11th Speech in Noise Workshop, 10-11 January 2019, Ghent, BE

Neural processing of speech in children with sensorineural hearing loss

Axelle Calcus(a), Stuart Rosen, Lorna Halliday
University College London

(a) Presenting

Previous research has shown that even a mild (21-40 dB HL) or moderate (41-70 dB HL) sensorineural hearing loss (MMHL) can impair cortical processing of speech sounds, as evidenced by differences in event-related potential responses (P1-N1-P2-N2 and MMN) between children with MMHL and chronological age-matched normally hearing (NH) controls (Koravand et al., 2013). However, to date no studies have examined speech processing at the subcortical level in children with MMHL. Moreover, the effects of amplification on the neural encoding of speech are still poorly understood, with previous data suggesting a significant benefit at the subcortical (Anderson et al., 2013) but not the cortical level (Billings et al., 2007).

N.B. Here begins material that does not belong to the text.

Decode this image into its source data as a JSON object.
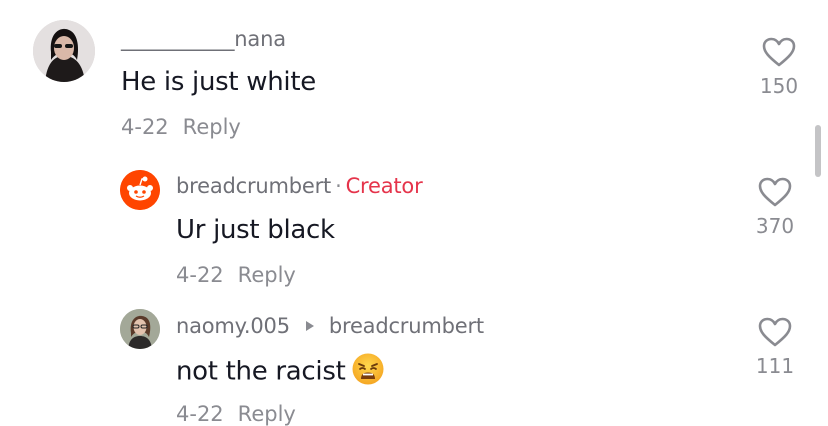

The aims of this project were to (i) investigate the cortical and subcortical processing of speech sounds in children with MMHL and (ii) evaluate the effects of amplification on the neural processing of speech in this group. To do so, cortical and subcortical EEG activity evoked by speech stimuli (/ba/-/da/) were simultaneously recorded in 18, 8- to 16-year-old children with MMHL and 16 age-matched NH controls. Subcortical processing was assessed using the frequency following response (FFR), an EEG component evoked at the subcortical level which reflects the encoding of the fundamental frequency (F0) and first few harmonics of complex auditory signals such as speech. For the MMHL group, stimuli were presented both unamplified (70 dB SPL), and with a frequency specific gain (without compression) based on their individual audiograms.

Results revealed that children with MMHL had smaller cortical responses than NH controls in both unamplified and amplified conditions, and did not show an MMN. In contrast, at the subcortical level, they showed a smaller FFR than NH controls in the unamplified condition only. With simulated amplification, children with MMHL demonstrated an FFR that was comparable to that observed in NH controls. Our findings suggest that the neural processing of unamplified speech may be impaired at both subcortical and cortical levels in children with MMHL. However, consistent with previous studies in adults, amplification appears to benefit auditory processing at subcortical but not cortical levels in children with MMHL. This might be explained by increasing multi-sensory integration at successive levels of the auditory system: whereas the inferior colliculus processes unimodal information, the auditory cortex processes multimodal information. Alternatively, this could reflect the later maturation of the auditory cortex compared to the inferior colliculus. MMHL may have a bigger impact upon cortical than subcortical processing.

Last modified 2018-12-08 00:23:30